Even as Chief Minister Devendra Fadnavis continues to push the plan for an International Financial Services Centre (IFSC) in Mumbai, his government is also readying a plan-B, should the centre not materialise.
According to high level sources in the government, the alternative proposal being considered is of setting up a ‘commodity exchange’ in the Bandra Kurla Complex as an extension to the existing Special Economic Zone (SEZ) at the Multi-Modal International Hub Airport at Nagpur (MIHAN).
While the IFSC plan has been the CM’s pet project, Union Finance Minister Arun Jaitley had dealt it a blow on December 22, when he said on the floor of Parliament that the Centre could think of it only after the IFSC being developed at the Gujarat International Financial Tech City in Gandhinagar had been used optimally. Replying to a query raised in the Lok Sabha, Jaitley had said, “There is a limit on how many IFSCs one could have. Since the first IFSC is being developed at (Gujarat International Financial Tech City) in Gandhinagar, one can think of another IFSC only after the one at the GIFT is optimally used. The Maharashtra government is lobbying hard for an IFSC at Mumbai’s Bandra Kurla Complex (BKC). However, if we make too many IFSCs, then they may not be used optimally, so we can think about the future only after the IFSC at GIFT is used optimally.”

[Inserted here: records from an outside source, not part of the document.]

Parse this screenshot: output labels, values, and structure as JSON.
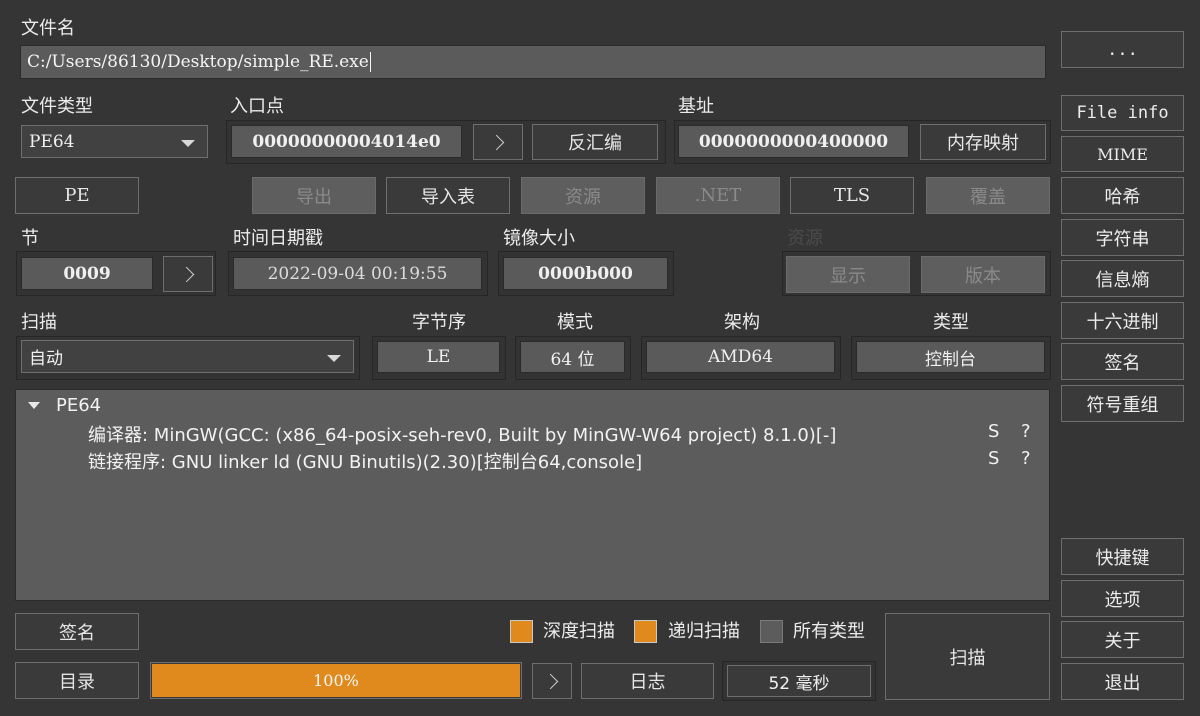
{
  "file": {
    "label": "文件名",
    "path": "C:/Users/86130/Desktop/simple_RE.exe",
    "browse_label": "..."
  },
  "file_type": {
    "label": "文件类型",
    "value": "PE64"
  },
  "entry_point": {
    "label": "入口点",
    "value": "00000000004014e0",
    "go_label": ">",
    "disasm_label": "反汇编"
  },
  "base_address": {
    "label": "基址",
    "value": "0000000000400000",
    "memmap_label": "内存映射"
  },
  "pe_row": {
    "pe": "PE",
    "export": "导出",
    "import": "导入表",
    "resources": "资源",
    "dotnet": ".NET",
    "tls": "TLS",
    "overlay": "覆盖"
  },
  "sections": {
    "label": "节",
    "value": "0009",
    "go_label": ">"
  },
  "timestamp": {
    "label": "时间日期戳",
    "value": "2022-09-04 00:19:55"
  },
  "image_size": {
    "label": "镜像大小",
    "value": "0000b000"
  },
  "resources_group": {
    "label": "资源",
    "show": "显示",
    "version": "版本"
  },
  "scan_row": {
    "scan_label": "扫描",
    "scan_mode": "自动",
    "endianness_label": "字节序",
    "endianness": "LE",
    "mode_label": "模式",
    "mode": "64 位",
    "arch_label": "架构",
    "arch": "AMD64",
    "type_label": "类型",
    "type": "控制台"
  },
  "results": {
    "root": "PE64",
    "entries": [
      {
        "text": "编译器: MinGW(GCC: (x86_64-posix-seh-rev0, Built by MinGW-W64 project) 8.1.0)[-]",
        "s": "S",
        "q": "?"
      },
      {
        "text": "链接程序: GNU linker ld (GNU Binutils)(2.30)[控制台64,console]",
        "s": "S",
        "q": "?"
      }
    ]
  },
  "sidebar": {
    "file_info": "File info",
    "mime": "MIME",
    "hash": "哈希",
    "strings": "字符串",
    "entropy": "信息熵",
    "hex": "十六进制",
    "signature": "签名",
    "demangle": "符号重组",
    "shortcuts": "快捷键",
    "options": "选项",
    "about": "关于",
    "exit": "退出"
  },
  "bottom": {
    "signatures": "签名",
    "directory": "目录",
    "deep_scan": {
      "label": "深度扫描",
      "checked": true
    },
    "recursive_scan": {
      "label": "递归扫描",
      "checked": true
    },
    "all_types": {
      "label": "所有类型",
      "checked": false
    },
    "progress": "100%",
    "progress_value": 1.0,
    "go_label": ">",
    "log": "日志",
    "elapsed": "52 毫秒",
    "scan": "扫描"
  },
  "colors": {
    "accent": "#e08a1e",
    "background": "#353535",
    "panel": "#5a5a5a"
  }
}
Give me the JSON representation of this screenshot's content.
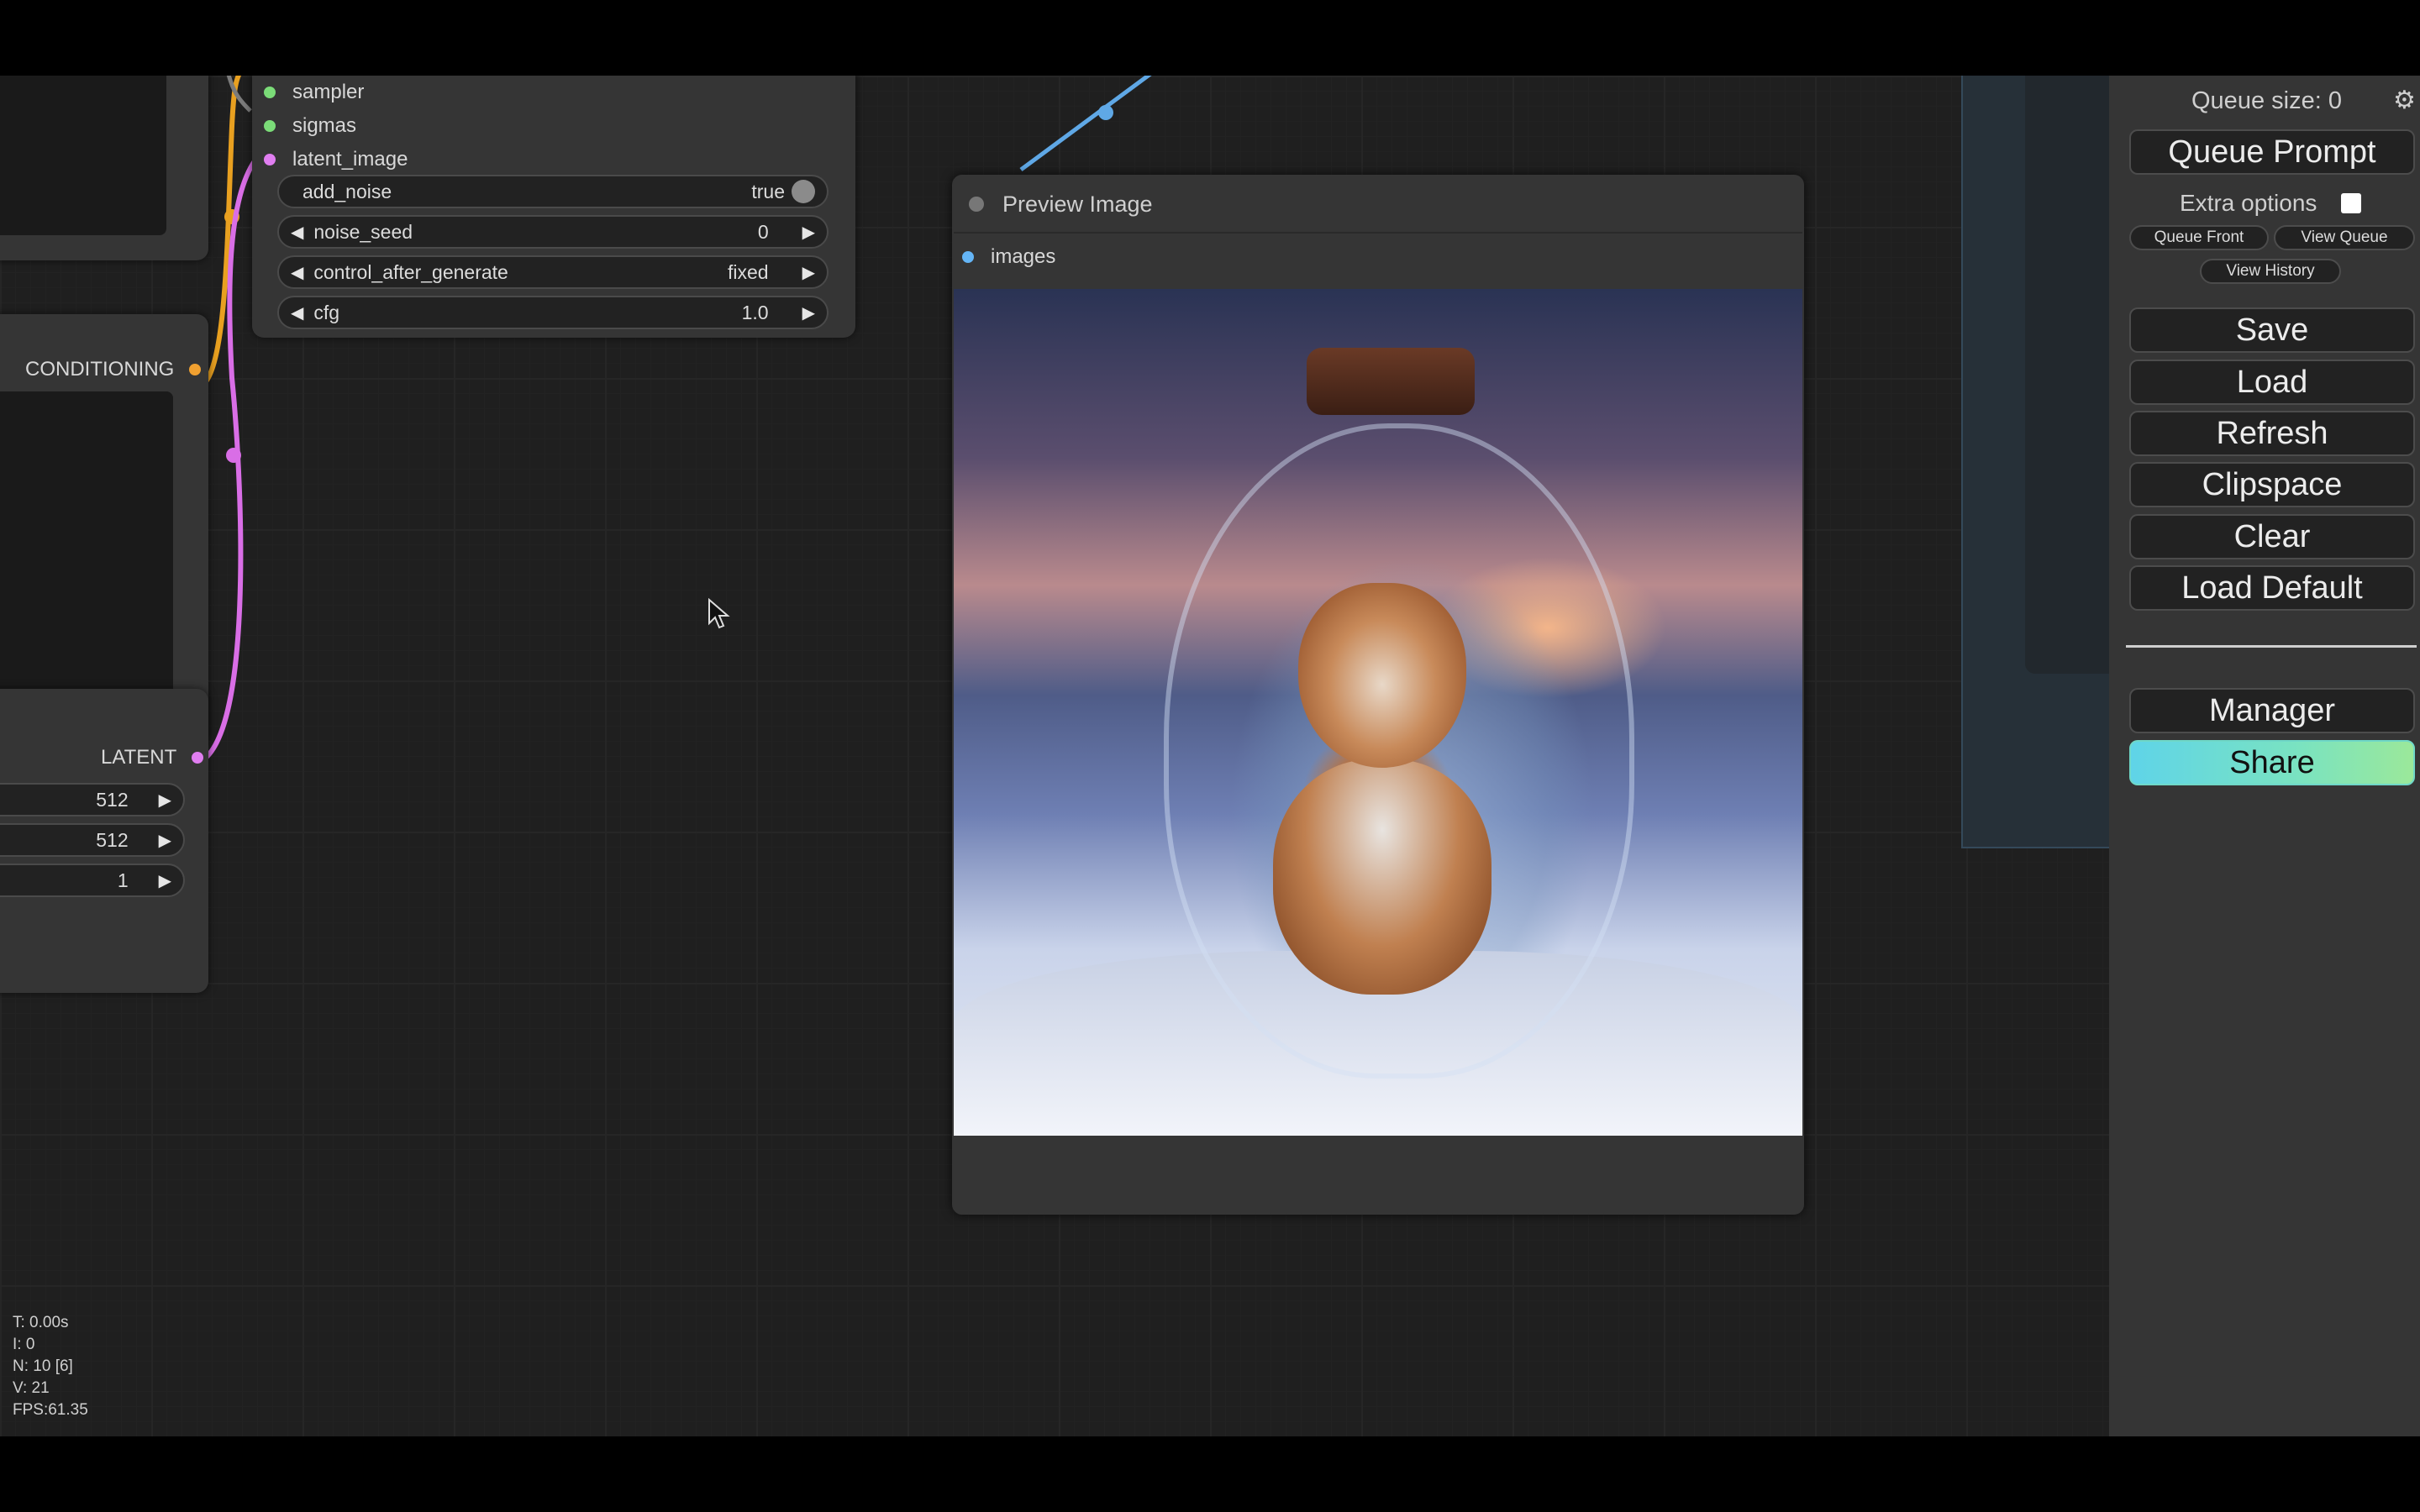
{
  "sampler_node": {
    "inputs": [
      "sampler",
      "sigmas",
      "latent_image"
    ],
    "widgets": [
      {
        "label": "add_noise",
        "value": "true"
      },
      {
        "label": "noise_seed",
        "value": "0"
      },
      {
        "label": "control_after_generate",
        "value": "fixed"
      },
      {
        "label": "cfg",
        "value": "1.0"
      }
    ]
  },
  "left_nodes": {
    "conditioning_label": "CONDITIONING",
    "latent_label": "LATENT",
    "latent_values": [
      "512",
      "512",
      "1"
    ]
  },
  "preview_node": {
    "title": "Preview Image",
    "input_label": "images"
  },
  "stats": {
    "t": "T: 0.00s",
    "i": "I: 0",
    "n": "N: 10 [6]",
    "v": "V: 21",
    "fps": "FPS:61.35"
  },
  "menu": {
    "queue_size": "Queue size: 0",
    "queue_prompt": "Queue Prompt",
    "extra_options": "Extra options",
    "queue_front": "Queue Front",
    "view_queue": "View Queue",
    "view_history": "View History",
    "save": "Save",
    "load": "Load",
    "refresh": "Refresh",
    "clipspace": "Clipspace",
    "clear": "Clear",
    "load_default": "Load Default",
    "manager": "Manager",
    "share": "Share"
  },
  "colors": {
    "sampler_dot": "#7bdc78",
    "latent_dot": "#e07ef0",
    "conditioning_dot": "#f0a030",
    "image_dot": "#64b5f6",
    "link_pink": "#d96ee6",
    "link_orange": "#e8a020",
    "link_blue": "#5fa8e6"
  }
}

Put in a tight spot, Fadnavis, who immediately came under attack from the Opposition in the state, had rushed to meet Jaitley the very next day to convince the latter to alter his stance. Following this meeting, Mumbai BJP chief Ashish Shelar declared that the Mumbai IFSC plan was still on. While the CM has chosen not to publicly speak about the issue, sources close to him claimed that he was still hopeful that the Centre would consider the request for an IFSC in the commercial capital.
The sources also confirmed that the ‘commodity exchange’ plan was being considered as an alternative. Admitting that the alternative proposal can’t offer the same level of services provided by an IFSC, a highly placed source said “it can serve as an entry-level measure”.
“It will allow free trade of commodities to investors of the MIHAN SEZ. Global rating agencies already recognise Mumbai as the country’s top financial services centre. We have the best ecosystem to promote such activities. Once we build the necessary infrastructure, we are confident that the Centre would come around,” said the source.
The original plan was to build an independent financial services SEZ in the BKC. This had first run into rough weather, when it was found that it does not meet the requirement that a contiguous plot of minimum 50 hectares was needed for the SEZ. Maharashtra has approached the Centre for relaxing this condition citing the land crunch in Mumbai, and has argued that it could make up for it with enhanced buildable rights.
As for the plan-B, authorities pointed out that the MIHAN SEZ, already functional, was spread over 1,597 hectares. “While several leading IT companies, pharmaceutical firms, and aeronautical manufacturing companies have already invested in the SEZ, it does not have an indigenous commodity exchange. Since SEZ rules do not specify geographical boundaries for such a commodity exchange, locating it in Mumbai is feasible,” said a source. The plan-B “is a watered down version of the original plan”, admitted an official.